DATA FOR THE TASK:
──────────────────────────────
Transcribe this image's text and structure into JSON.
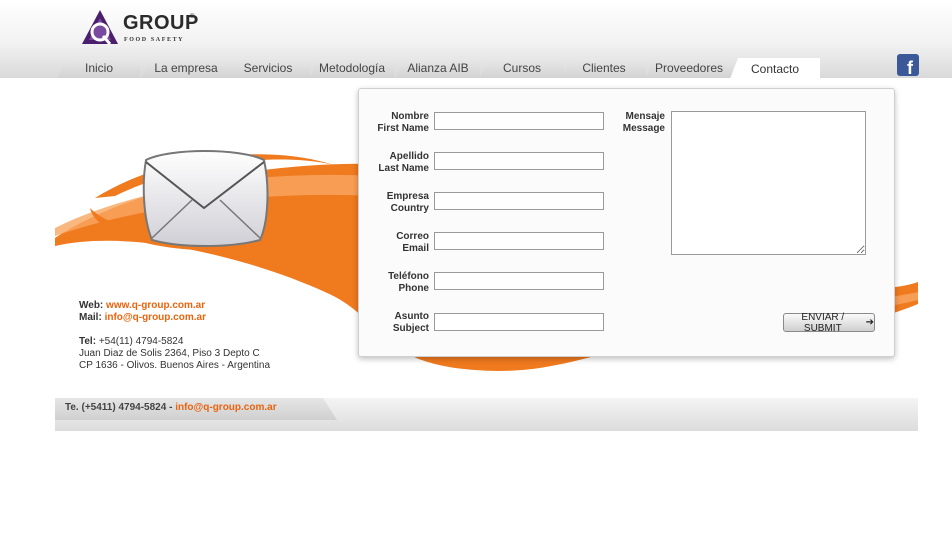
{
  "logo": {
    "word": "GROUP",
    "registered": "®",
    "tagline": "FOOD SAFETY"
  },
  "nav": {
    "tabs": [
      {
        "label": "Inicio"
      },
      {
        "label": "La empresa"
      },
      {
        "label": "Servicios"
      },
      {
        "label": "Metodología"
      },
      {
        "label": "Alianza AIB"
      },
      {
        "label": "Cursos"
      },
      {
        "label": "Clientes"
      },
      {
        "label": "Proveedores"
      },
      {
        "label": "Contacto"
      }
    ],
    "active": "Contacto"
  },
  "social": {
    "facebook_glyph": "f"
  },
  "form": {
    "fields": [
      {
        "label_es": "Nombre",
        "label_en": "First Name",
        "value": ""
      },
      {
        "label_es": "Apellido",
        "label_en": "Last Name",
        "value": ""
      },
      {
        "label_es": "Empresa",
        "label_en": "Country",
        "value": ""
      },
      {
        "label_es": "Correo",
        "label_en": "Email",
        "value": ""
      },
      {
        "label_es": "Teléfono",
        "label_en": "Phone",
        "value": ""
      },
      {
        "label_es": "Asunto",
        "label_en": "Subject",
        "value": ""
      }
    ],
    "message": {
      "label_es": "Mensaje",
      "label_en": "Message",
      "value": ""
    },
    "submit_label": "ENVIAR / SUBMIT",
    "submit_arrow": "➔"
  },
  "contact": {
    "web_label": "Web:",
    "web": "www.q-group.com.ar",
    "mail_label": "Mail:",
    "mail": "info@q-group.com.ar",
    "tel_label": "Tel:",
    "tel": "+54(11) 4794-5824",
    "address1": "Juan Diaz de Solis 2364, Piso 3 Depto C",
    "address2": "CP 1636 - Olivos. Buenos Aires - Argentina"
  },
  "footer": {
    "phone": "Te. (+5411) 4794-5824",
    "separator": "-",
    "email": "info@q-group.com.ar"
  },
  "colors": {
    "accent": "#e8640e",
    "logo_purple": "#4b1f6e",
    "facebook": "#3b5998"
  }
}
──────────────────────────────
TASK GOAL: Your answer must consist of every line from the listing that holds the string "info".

ANSWER TO THE EXERCISE:
    "mail": "info@q-group.com.ar",
    "email": "info@q-group.com.ar"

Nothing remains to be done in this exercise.